This week, we picked up a few new productivity habits from Jeff Bezos, Mark Zuckerberg, and Susan Wojcicki; learned what successful people do to make good decisions; and ditched a common three-word expression that may discourage some people from taking us seriously.
These are the stories you loved in Leadership for the week of August 6:
1. Productivity Secrets From Jeff Bezos, Mark Zuckerberg, Susan Wojcicki, And More
It’s no surprise that the most successful CEOs have adopted hacks and habits to help them stay on top of their game. While some of them–like dedicating time for “deep work” and kicking off the workday early–are common productivity practices, others might surprise you. For example, Mark Zuckerberg does not “eat the frog” first thing in the morning.
2. How Successful People Make Decisions Differently
It’s not just in your head: Successful people do make good decisions, and not just based on intuition (though that certainly plays a part). As Stephanie Vozza reports, the secret is in their method of evaluating choices.

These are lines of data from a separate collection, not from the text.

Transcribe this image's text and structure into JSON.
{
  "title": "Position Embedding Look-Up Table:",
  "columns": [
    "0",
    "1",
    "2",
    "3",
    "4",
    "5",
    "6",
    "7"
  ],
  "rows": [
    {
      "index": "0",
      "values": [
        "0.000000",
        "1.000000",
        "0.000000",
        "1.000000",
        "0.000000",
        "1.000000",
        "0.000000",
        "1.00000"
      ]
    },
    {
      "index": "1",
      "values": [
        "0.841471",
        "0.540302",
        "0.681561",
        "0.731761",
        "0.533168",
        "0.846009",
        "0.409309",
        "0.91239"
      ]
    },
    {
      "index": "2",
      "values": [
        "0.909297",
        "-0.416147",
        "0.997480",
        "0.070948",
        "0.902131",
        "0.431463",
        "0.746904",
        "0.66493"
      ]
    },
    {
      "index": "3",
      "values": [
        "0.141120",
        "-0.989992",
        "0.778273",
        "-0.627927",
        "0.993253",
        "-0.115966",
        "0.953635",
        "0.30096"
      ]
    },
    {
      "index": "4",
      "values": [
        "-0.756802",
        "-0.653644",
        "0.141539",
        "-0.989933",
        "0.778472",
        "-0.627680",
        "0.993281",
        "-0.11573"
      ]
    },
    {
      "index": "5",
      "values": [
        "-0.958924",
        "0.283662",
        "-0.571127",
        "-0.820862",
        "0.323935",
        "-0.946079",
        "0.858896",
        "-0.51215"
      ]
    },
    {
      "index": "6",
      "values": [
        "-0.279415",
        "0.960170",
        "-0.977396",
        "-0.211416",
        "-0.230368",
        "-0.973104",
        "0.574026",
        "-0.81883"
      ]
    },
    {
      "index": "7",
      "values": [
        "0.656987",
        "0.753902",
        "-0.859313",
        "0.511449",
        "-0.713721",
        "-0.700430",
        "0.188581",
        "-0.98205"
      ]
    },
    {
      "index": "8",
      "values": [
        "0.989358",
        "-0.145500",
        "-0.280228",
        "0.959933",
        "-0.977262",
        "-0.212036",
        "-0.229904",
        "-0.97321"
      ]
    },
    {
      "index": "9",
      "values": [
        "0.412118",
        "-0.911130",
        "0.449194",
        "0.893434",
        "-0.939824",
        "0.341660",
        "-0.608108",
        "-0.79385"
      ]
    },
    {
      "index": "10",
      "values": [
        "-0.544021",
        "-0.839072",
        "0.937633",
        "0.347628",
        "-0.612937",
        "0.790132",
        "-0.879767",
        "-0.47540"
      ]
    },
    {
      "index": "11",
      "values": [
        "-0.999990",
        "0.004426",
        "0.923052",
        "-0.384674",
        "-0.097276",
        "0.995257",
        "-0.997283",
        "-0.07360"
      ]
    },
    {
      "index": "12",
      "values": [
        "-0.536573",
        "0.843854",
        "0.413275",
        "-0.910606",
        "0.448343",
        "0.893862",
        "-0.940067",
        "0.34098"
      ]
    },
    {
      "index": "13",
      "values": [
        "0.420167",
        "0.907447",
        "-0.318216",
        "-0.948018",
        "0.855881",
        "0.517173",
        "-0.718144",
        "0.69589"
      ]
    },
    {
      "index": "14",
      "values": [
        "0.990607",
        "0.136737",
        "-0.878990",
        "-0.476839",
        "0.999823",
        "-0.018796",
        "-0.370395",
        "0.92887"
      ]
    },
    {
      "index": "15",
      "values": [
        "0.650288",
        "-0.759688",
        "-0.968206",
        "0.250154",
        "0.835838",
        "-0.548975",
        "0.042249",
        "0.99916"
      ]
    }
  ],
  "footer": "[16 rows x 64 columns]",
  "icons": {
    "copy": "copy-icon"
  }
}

For one thing, it helps to recognize that the outcomes of some decisions have minimal consequences, and for another, it’s important to know whether you’re in the best frame of mind for deciding something in the first place.
3. This Three-Word Phrase Is Subtly Undermining Your Authority
Some things are just better left unsaid. One of them? “To be honest”–or variations of it, like “let me be frank” or “honestly.” Even if you have the best of intentions, it might send the wrong signal in certain business contexts. Here’s why, and how to expressions like this one.
4. This Is What Personality Tests From Apple, Microsoft, Facebook, Google, And Uber Employee Reveal About Gender Differences
After the Google memo broke last weekend, debate has raged as to whether biology, psychology, and personality traits can account for women’s lower representation in tech. But when Good&Co analyzed personality tests at leading tech companies, it found no meaningful differences between male and female Googlers. At Uber, on the other hand–which is struggling with a work culture beset by discrimination allegations and worse–men ranked 32% more “socially assertive” than women employees. Perhaps culture has a bigger impact than biology.
5. This Startup Wants To Kill The “Mommy Track” Once And For All
Even in the age of remote work, it’s still sometimes taboo to ask for a flexible schedule. Some employees who risk it are punished by being taken out of the “career fast-track.” But startup Werk wants to change all that. Founded by two women previously in high powered careers, the company offers a job board that only lists jobs with a degree of flexibility–whether that’s location, hours, or “the ability to leave the office on short notice.” Also, those jobs all need to have a path to promotion, this way career advancement is never an open question.